Thursday, September 29, 2011

Banned Book Week- The Hunger Games

The Hunger Games by Suzanne Collins
Young Adult - Dystopian/Post-apocalyptic
purchased for my Nook.
4.5 stars

The American Library Association lists The Hunger Games as number four on the most frequently challenged books for 2010. The Newsletter on Intellectual Freedom cites that a parent has asked the Gofftown (NH) School Board to remove the book from her child's class "claiming that it gave her 11-year-old nightmares and could numb other students to the effects of violence." (School Library Journal, October 2010). The article also presents the general description of the book the parent gave to the board, which demonstrates that the parent has not read the entire book, and the child either did not pay attention to the reader (the book was being read allowed in class), or as the article seems to imply, had not heard/read the entire book.

This book has been sitting on my Nook Color for several months now. It was one of the first I got for it, so when I saw it on the list of frequently banned/challenged books, I had to read it now (works well for Read your own Books Month too). I had gotten it because I'd seen the hype, and everyone loved it (apparently, hype over Young Adult science fiction/fantasy does not phase me). This one lived up to the hype

. It is set in Panem, after a huge global warming event and war has devastated North America. The country is centered around the capitol, with districts surrounding it. Each district is responsible for the production/gathering of certain types of materials for the country. The capitol lives in wealth, while the districts are kept in reduced states, where it is not uncommon for families to barely get by. This is one way the Capitol exerts its force on the people, to prevent another uprising. The capitol also hosts The Hunger Games, designed to keep the citizens in the districts in line, and at the mercy of the Capitol. For the games, a boy and girl from each of the twelve districts are selected, given a small amount of training, and placed in an arena with minimal supplies for a fight to the death. The novel is told from the point of view of Katniss, the girl tribute from District 12.

I have a 10 year old nephew, and I don't think I would have any problem giving this book to read. Yes it focuses on a society that routinely puts children in fights to the death, but most of these are "off camera". The tributes don't get to know how the others are killed unless they were involved in the process; they just get a basic rundown of the deaths each day. So the reader gets to see a relatively few number of them. The majority of the kids selected do not want to be in these games, to fight and kill. But they must if they wish to try and get back to their friends and family. The ones the readers get to see aren't terribly graphic or gory either. Kids have seen worse things on the news, in the cartoons and movies they are allowed to watch, as well as in school. I know my five year old nephew has. Whether he understands it or not is another thing. But my older nephew is very much into fighting games (first person shooters), nerf guns and army men. But we've always gone over with him how his favorite heros aren't shooting just to kill, but they are fighting the "bad guys".

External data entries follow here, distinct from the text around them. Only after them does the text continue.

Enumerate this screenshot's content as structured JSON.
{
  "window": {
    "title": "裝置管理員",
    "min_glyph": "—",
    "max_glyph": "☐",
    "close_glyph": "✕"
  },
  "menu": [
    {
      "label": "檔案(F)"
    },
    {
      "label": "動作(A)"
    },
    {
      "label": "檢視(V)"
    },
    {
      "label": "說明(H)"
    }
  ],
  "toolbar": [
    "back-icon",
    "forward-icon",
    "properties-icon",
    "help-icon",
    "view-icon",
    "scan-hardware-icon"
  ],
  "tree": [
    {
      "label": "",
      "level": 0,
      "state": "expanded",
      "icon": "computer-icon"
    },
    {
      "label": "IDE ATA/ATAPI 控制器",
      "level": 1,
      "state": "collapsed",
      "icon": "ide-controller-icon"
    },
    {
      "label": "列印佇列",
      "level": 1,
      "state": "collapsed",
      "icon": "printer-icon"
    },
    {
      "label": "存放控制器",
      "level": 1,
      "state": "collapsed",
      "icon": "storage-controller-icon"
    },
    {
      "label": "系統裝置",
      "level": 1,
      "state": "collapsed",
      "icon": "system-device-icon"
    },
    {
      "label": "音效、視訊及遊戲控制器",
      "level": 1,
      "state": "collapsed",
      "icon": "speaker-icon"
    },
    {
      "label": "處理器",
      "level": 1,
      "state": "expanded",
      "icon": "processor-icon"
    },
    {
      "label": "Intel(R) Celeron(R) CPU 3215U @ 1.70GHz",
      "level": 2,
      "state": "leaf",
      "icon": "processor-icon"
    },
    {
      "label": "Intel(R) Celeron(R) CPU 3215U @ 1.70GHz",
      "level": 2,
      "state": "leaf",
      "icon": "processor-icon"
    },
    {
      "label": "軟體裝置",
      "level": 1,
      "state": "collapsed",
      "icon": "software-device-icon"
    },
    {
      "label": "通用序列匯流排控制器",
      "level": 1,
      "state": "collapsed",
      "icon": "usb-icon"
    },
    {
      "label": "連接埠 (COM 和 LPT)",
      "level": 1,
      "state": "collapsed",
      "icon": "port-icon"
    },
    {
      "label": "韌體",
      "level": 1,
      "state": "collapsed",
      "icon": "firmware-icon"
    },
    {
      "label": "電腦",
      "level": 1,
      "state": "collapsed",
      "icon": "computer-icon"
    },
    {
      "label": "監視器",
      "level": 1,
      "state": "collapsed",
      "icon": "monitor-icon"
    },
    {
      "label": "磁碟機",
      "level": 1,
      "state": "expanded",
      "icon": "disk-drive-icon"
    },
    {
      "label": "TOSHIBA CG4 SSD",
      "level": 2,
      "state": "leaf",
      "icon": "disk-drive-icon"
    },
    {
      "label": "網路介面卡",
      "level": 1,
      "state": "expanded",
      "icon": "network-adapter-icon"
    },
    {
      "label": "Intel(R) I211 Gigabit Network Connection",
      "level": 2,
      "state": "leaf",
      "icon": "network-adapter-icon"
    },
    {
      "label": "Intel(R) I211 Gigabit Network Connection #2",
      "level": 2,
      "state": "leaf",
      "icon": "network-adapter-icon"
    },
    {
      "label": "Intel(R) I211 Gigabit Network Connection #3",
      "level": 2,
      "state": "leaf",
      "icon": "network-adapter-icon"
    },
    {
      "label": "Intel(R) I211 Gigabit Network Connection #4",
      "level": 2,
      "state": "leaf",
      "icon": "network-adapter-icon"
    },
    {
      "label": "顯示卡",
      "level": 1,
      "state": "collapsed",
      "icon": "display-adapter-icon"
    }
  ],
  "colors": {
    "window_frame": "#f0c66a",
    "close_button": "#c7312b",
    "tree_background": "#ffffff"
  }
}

Everyone has had nightmares at some point in their life; that's no reason to ban a book. Like all books, this has a target age range to be a guide for parents purchasing books for their kids. Yes this could be a book emotionally difficult for some kids, but that's when the parents should step up and discuss it with the kids. But the average 12-18 year olds this is aimed at will have no problem with the reading or subject matter. By that age, they know the "effects of violence"; one little book is not going to determine if someone will be violent or not. And focusing on the violent aspects only blinds you to the more important aspects of being able to fend for yourself, as the tributes are called on to do, or standing up to what you know to be wrong, as Katniss does several times

I really enjoyed this novel, and look forward to finishing the series once my schedule frees up.

1 comment:

Sarah Williams said...

Not yet. Divergent has been on my list for a little while, but Marked is not ringing a bell. I'll have to look that one up. Thanks for the suggestions